For the “Houn’ Dawgs” of the Missouri National Guard’s 203rd Engineer Battalion, to which I am attached, our operational tempo will remain high. Our combat logistics personnel will still be out on Afghanistan’s dangerous roads, delivering critically needed fuel and other supplies to regional forward and combat operating bases.
They will be accompanied by their brothers and sisters in arms who will be manning the route-clearance packages, whose mission is to clear those same dangerous roads of improvised explosive devices and defend against ambushes and small-arms fire. Their schedule will carry them through Christmas and, most likely, New Year’s Day as well.
But the combat engineers of the 203rd won’t be the only unit still in action. So many others – military and civilian alike – still have responsibilities that don’t end because of a date on the calendar.
Guard towers must still be manned, and medical care still provided. Mail delivery – so important, especially during this time of year – must go on.
Troops must be fed, and latrines, showers and common areas will still need to be kept clean and functioning. Laundry facilities must remain operational, and other basic base services such as security and flight operations continue. Also, training – which is so important to overall readiness – will continue unabated.
When troops are fortunate enough to have a few hours of leisure time, they will use it in various ways. Some will celebrate the holidays in small groups, opening presents and packages sent thousands of miles to them by friends and family back home who are trying their best to give us a taste of the holiday season and some semblance of normalcy in this foreign land. Others will simply spend time alone, in solace and reflection, thankful to get a few moments’ peace. Still others will catch up on sleep, on laundry, on writing letters and e-mails, and other personal business. Some will be preparing for their inevitable next mission.

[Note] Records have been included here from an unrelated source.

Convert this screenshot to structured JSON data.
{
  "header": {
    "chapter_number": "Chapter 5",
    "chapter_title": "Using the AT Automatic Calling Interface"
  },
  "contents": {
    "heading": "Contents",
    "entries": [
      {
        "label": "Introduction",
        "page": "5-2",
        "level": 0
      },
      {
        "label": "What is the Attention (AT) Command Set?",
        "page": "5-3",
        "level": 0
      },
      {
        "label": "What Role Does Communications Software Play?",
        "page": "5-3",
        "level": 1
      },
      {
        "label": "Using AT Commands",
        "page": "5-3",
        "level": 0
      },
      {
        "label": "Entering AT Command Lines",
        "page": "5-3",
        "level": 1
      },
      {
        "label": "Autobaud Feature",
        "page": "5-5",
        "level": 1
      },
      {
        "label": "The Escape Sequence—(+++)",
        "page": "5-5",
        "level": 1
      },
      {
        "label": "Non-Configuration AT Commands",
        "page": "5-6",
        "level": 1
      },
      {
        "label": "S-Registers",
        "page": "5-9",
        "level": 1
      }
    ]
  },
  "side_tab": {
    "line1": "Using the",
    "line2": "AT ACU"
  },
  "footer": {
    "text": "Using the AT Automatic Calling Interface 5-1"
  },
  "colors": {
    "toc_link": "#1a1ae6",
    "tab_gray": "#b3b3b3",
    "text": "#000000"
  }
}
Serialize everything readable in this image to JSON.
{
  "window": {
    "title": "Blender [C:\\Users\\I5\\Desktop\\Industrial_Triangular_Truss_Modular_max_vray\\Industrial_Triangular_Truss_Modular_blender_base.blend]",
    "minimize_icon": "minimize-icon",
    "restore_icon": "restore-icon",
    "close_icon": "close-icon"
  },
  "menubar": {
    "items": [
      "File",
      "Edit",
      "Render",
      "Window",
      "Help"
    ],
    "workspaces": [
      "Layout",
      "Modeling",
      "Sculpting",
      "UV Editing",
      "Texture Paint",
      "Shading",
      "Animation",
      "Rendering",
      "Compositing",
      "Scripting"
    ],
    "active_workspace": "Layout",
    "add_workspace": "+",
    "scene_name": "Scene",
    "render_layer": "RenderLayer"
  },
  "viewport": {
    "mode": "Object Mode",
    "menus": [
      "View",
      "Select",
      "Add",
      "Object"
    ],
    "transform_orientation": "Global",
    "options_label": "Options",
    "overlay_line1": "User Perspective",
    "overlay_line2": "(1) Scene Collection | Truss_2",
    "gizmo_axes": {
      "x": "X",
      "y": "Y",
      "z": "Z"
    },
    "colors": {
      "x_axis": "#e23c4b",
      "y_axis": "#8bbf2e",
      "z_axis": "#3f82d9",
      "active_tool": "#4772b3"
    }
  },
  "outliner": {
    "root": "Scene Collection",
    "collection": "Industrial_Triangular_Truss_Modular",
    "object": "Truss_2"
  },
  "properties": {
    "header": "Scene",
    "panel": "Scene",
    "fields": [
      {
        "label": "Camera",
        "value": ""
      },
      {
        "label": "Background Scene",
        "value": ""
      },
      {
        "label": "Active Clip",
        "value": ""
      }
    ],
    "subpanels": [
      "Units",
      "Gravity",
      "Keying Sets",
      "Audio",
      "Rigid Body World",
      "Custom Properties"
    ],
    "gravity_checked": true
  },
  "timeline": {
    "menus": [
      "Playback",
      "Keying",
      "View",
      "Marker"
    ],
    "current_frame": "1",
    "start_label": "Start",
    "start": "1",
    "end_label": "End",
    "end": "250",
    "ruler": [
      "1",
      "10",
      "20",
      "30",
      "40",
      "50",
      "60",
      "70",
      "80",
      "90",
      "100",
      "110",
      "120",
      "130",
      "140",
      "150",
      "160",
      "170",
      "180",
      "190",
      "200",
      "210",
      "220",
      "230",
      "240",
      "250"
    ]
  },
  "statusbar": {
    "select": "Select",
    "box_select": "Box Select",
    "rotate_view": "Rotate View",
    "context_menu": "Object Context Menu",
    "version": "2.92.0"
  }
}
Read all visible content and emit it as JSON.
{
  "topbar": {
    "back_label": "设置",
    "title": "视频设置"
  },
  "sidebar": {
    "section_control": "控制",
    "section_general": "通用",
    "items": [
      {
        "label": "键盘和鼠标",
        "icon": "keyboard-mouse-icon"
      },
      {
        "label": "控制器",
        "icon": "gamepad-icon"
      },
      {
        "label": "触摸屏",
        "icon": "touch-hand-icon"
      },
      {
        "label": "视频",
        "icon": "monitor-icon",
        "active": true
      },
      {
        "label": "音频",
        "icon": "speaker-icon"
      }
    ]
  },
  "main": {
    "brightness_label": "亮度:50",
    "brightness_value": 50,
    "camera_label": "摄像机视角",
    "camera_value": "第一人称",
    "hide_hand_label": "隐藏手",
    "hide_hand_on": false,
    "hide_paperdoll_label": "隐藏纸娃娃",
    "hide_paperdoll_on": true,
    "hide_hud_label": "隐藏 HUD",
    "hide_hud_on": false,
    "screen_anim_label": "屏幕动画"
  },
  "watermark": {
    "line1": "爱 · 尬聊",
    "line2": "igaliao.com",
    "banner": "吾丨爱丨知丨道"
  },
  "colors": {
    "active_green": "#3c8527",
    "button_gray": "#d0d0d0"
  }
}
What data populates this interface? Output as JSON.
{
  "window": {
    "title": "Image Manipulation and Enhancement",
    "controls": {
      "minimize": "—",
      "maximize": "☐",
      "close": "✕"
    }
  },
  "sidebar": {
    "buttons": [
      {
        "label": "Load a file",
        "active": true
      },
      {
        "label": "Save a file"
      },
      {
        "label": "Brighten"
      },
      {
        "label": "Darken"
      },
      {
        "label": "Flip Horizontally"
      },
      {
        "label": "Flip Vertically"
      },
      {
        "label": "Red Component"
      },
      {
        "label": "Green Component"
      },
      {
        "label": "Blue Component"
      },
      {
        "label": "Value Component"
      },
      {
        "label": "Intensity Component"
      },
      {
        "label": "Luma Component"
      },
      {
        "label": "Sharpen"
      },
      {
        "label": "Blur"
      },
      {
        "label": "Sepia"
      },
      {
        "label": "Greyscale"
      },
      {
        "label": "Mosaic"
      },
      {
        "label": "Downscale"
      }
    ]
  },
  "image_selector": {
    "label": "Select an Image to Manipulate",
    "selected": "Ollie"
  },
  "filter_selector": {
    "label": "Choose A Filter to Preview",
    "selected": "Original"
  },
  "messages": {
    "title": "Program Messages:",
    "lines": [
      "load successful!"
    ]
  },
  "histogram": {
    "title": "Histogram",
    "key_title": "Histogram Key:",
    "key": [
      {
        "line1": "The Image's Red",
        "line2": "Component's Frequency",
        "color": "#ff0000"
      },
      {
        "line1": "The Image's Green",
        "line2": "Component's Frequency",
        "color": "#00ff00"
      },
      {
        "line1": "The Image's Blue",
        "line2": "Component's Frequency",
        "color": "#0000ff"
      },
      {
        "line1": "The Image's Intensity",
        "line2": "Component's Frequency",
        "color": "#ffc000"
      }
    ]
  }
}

Not all is lost in the foggy pace of war. Soldiers are doing what they can to add their own touch of home to the season.
In the chow halls and tactical operations centers, in the office hallways and post exchanges, in the mine-resistant, armor-protected vehicles and on the doors of living quarters there are signs of the season and expressions of faith. Strings of lights – even on blacked-out bases – have popped up, and sparkling trees, tinsel, bulbs and streamers can be seen wherever I go.
In the morale, welfare and recreation centers, personnel wait patiently for a telephone or computer so they can communicate with wives, husbands, children, mothers, fathers, brothers and sisters a world away. Seasonal programming, along with the customary sporting events for this time of year, filters through televisions via the American Forces Network. There is foosball and pingpong, popcorn and card games.
And though we worry about how our loved ones are managing back home – even as they worry about us – we are strengthened in the knowledge that while this may be our lives right now, it will not be our lives forever. Someday – sooner for some, longer for others – we are secure in the knowledge that we will return to that “other world” thousands of miles away to embrace our families and friends and resume our lives in peace.
Still, there are sacrifices. For me, personally, I will miss the tradition of going to Mass prior to getting together with my family on Christmas Eve to share stories, laughs and memories. I will miss the dinner Christmas Day with my extended family. And I will miss, especially, spending time with my small grandchildren, who I am sure do not fully understand why Grandpa isn’t able to be with them this year.
I will miss counting down the moments until the New Year with friends, and I will miss the sense of community I always get this time of year from the people of my hometown of Jefferson City, Mo.
I will miss things that, I am sure, many other serving military personnel also are going to miss. But that’s what is good about traditions — they don’t vanish when there are loved ones who remain behind to carry them on in our absence.
Despite our temporary hardships, for now our families and friends continue to depend on us to keep them safe and to do our part to protect our country against hate, extremism and terror. We know they understand, as we do, that while we would prefer to be back home sharing gifts and smiles, our presence here and throughout the world is necessary as a bulwark against violence and terror, in order to maintain the freedom and security all of them have come to expect.
That we could possibly bring such freedom and security to a people who have never known it makes this journey – and those who support us in it – that much more special this holiday season.